In San Francisco there is a war not with homelessness, but against homeless people
The city of San Francisco is faced with a massive problem of homelessness. The city in which until recently was a tourist center, to date, only scares visitors.
The city government has taken a decisive step to build a shelter for 1,000 seats, in order to reduce the number of people needing accommodation in the streets. But wealthy citizens of San Francisco opposed such construction, and sued the city, arguing that "the homeless harm the environment."
Homelessness in San Francisco means the city could confiscate your property at any time. pic.twitter.com/NqiUzWwA1Z— AJ+ (@ajplus) July 11, 2019
A large crowdfunding campaign was launched to raise funds for lawyers who would uphold the construction ban; more than 100 thousand dollars had already been raised.
A lawsuit filed against the city requires an environmental impact assessment, citing a number of factors, such as "increased crime rates, open use of alcohol and drugs, public urination and defecation".
Kelley Cutler, the human rights organizer for the Coalition on Homelessness - refutes all these arguments, considering this lawsuit, no more than a trick and the last attempt to block the construction of a shelter at any cost.
According to statistics, at the moment in San Francisco more than 8,000 homeless people, of whom about a thousand and a half need an overnight stay. These figures shocked the residents of the area where construction is planned and a serious struggle with the authorities began.
According to the statements of the responsible persons, in particular John Coté, this project has passed all the necessary checks, including the environmental one.
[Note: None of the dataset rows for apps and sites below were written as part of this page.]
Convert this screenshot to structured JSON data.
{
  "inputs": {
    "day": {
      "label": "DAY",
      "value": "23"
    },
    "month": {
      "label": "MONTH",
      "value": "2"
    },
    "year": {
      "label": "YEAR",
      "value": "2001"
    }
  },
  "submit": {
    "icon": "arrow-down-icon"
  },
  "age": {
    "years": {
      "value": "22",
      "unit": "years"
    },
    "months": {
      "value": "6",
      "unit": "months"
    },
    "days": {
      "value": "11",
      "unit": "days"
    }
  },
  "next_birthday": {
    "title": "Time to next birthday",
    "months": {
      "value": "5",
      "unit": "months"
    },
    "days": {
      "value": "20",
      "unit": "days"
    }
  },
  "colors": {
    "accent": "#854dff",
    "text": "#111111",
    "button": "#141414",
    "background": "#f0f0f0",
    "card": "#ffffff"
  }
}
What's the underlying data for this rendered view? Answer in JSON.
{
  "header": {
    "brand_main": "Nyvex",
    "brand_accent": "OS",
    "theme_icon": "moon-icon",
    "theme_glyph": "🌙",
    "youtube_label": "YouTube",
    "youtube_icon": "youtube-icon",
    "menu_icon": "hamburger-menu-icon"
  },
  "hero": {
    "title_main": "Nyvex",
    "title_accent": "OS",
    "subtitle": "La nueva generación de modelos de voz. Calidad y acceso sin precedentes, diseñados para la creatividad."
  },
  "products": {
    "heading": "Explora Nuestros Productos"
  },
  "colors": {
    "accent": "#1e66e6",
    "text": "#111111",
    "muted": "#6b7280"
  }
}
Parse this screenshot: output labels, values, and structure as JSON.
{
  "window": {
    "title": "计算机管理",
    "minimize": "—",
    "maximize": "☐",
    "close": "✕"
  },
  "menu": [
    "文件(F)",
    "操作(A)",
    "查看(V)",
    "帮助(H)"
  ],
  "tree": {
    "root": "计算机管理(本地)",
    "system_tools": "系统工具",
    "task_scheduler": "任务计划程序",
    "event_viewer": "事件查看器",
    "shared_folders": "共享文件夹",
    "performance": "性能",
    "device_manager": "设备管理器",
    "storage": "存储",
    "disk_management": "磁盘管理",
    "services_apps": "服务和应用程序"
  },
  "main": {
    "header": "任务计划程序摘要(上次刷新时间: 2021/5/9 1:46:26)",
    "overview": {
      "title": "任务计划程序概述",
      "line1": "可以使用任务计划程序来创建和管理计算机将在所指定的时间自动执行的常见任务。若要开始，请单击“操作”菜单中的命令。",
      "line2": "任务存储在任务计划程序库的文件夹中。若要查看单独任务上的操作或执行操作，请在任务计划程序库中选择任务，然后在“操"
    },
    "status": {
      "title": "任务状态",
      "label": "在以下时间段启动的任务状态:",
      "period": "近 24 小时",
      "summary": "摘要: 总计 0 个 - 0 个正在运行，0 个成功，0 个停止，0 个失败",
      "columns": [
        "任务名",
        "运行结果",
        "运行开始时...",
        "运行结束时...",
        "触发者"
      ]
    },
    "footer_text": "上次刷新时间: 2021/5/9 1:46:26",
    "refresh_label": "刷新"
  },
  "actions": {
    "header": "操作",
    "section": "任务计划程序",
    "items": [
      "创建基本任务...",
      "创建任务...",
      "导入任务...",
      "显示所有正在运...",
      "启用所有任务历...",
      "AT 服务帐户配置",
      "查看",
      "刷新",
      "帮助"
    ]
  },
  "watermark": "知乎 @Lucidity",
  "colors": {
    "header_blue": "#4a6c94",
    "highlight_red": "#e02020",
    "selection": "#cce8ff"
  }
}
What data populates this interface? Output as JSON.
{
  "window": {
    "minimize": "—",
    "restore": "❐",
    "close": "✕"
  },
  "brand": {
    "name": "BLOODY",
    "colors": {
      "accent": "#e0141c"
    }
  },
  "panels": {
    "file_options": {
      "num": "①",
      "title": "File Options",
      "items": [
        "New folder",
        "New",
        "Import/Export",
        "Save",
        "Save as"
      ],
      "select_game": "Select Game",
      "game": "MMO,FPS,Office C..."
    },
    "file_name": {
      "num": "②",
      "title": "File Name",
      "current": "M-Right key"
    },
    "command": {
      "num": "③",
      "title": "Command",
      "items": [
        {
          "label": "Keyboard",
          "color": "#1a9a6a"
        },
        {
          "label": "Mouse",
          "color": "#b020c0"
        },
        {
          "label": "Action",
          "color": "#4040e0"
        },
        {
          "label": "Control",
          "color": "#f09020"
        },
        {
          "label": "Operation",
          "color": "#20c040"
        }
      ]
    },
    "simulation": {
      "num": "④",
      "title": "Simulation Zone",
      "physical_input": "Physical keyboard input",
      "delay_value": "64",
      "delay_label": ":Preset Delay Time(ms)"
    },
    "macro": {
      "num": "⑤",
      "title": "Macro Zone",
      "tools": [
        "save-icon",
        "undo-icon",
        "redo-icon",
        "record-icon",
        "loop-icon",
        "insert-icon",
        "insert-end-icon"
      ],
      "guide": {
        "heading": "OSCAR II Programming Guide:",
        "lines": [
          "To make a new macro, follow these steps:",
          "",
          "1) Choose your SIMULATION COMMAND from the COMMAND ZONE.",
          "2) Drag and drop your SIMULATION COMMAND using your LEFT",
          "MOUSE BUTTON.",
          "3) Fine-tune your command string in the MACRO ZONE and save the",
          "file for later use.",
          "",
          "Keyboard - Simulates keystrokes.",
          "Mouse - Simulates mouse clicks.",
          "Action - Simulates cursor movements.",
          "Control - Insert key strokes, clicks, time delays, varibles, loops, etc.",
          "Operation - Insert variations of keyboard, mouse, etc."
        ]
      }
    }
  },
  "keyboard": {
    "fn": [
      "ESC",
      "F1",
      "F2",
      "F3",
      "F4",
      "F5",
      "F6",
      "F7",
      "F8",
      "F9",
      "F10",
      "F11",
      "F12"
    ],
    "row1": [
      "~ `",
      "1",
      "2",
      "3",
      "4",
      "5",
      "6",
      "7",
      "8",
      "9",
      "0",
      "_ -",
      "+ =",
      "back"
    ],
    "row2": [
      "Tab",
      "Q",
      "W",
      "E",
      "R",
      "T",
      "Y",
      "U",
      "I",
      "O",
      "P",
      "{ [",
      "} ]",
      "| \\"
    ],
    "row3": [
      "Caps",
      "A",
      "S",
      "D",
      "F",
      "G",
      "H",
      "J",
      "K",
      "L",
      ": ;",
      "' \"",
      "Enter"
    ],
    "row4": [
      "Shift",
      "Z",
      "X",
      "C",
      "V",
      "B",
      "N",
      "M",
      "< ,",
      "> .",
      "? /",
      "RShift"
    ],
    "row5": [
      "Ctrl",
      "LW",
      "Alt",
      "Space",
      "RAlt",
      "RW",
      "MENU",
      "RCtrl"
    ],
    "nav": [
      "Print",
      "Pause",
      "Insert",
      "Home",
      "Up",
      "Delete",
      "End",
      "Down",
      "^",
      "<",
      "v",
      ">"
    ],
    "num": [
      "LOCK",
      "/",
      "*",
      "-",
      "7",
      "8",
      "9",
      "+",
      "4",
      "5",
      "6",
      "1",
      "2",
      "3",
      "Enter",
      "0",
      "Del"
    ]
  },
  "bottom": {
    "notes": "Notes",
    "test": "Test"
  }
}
“San Francisco has a homeless crisis on its hands,” Coté said. “The city is ready to put roofs over people’s heads and get them indoors. Others are filing baseless lawsuits to keep people out in the cold. Rather than trying to shift the problem to someone else’s backyard, everyone needs to do their part.”
IMAGE: wikimedia.org / Shannon Badiee